As you walk through narrow, tangled, almost labyrinthine streets, you suddenly stumble upon a building larger than the others with thick, load-bearing walls and symmetrical arrangements of slender openings. As the people of Llançà put it, it’s a senyorial or “lordly” home. With a document legally certifying the building as a technical ruin, the easiest option was to simply tear it down. However, an enriching debate with the developers led to a more praiseworthy decision: to take the high road, preserve a unique building and restore its historic character.
This project sought to totally renovate the existing building. Its three façades were preserved along with its openings, ornamental elements, and interior load-bearing walls. The building was gutted entirely, from its foundations to the roof. A system of metal beams was put in place, tying together the external and interior structural walls. In turn, these beams were tied together using composite slabs. Only a few of the vaulted ceilings on the ground floor were kept. The stairway in the heart of the building was rebuilt and adapted to meet new technical requirements; plus, it became an interior lightwell. Six homes, two commercial spaces and six parking spaces were created. Three apartments are located on the first floor and three are on the second, each with its share of the façade. The three on the second floor also include a share of the pre-existing attic, which can now be accessed from each flat via an interior ladder and is now visually connected to them by the resulting double space.
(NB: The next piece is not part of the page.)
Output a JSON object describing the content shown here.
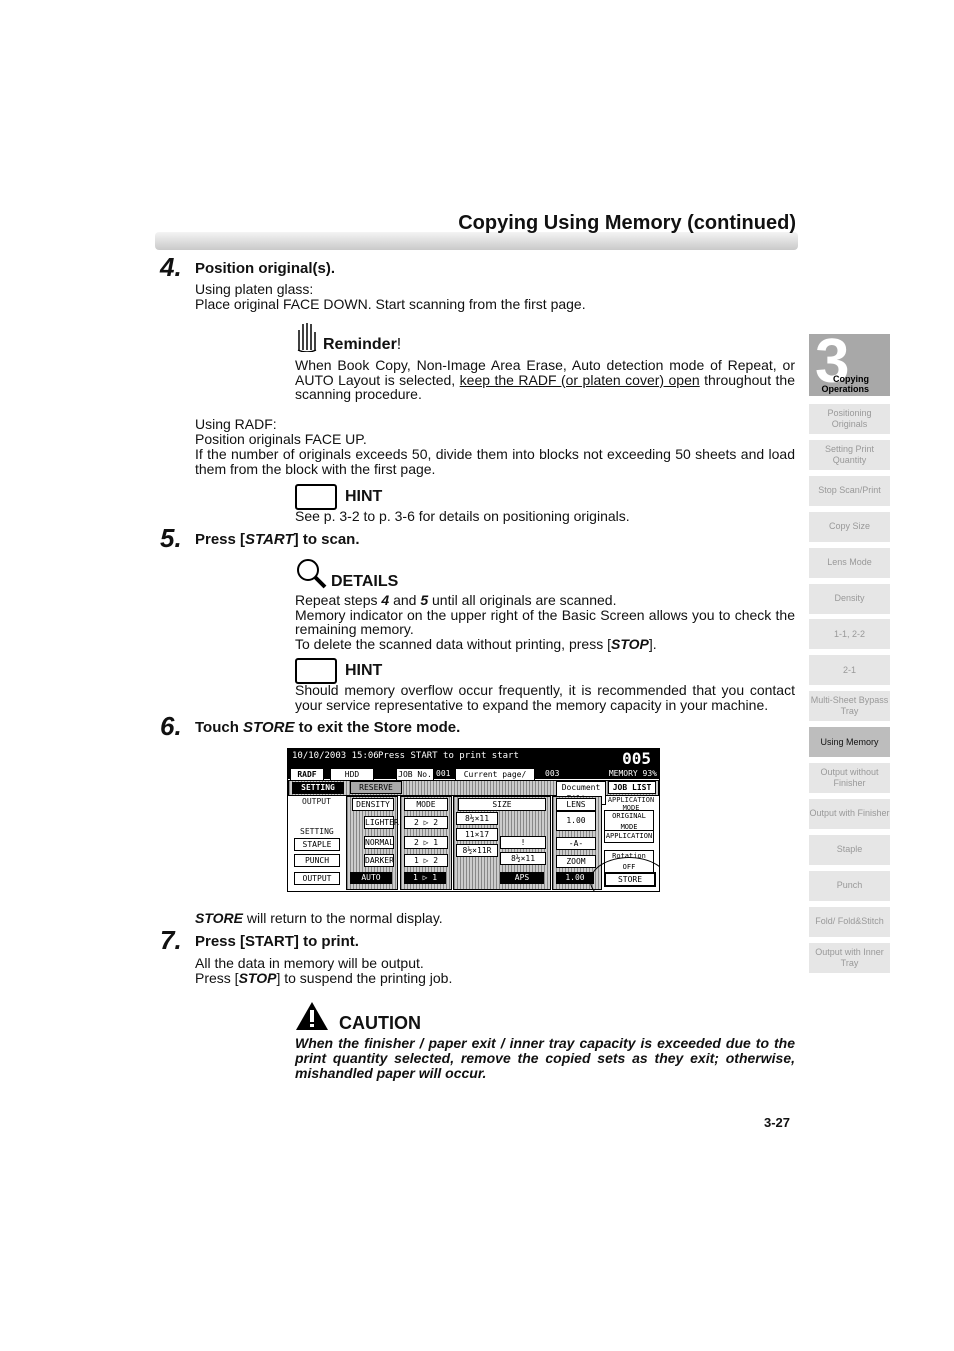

In contrast to the weight of this building’s historic walls, the flats within are designed to look new, fresh. These interiors are defined by a broad, open connecting space that spans each flat from end to end. It stands out from the rest of the flat, with a change in flooring and ceiling height. It serves as the spine connecting each of the residence’s different spaces—bedrooms, bathrooms and interior stairway—and ultimately reaches the kitchen and living room. These establish their own perpendicular axis, which seeks to take advantage of the exterior light from the façade. Simple forms, materials and colours seek a harmonious dialogue between old and new.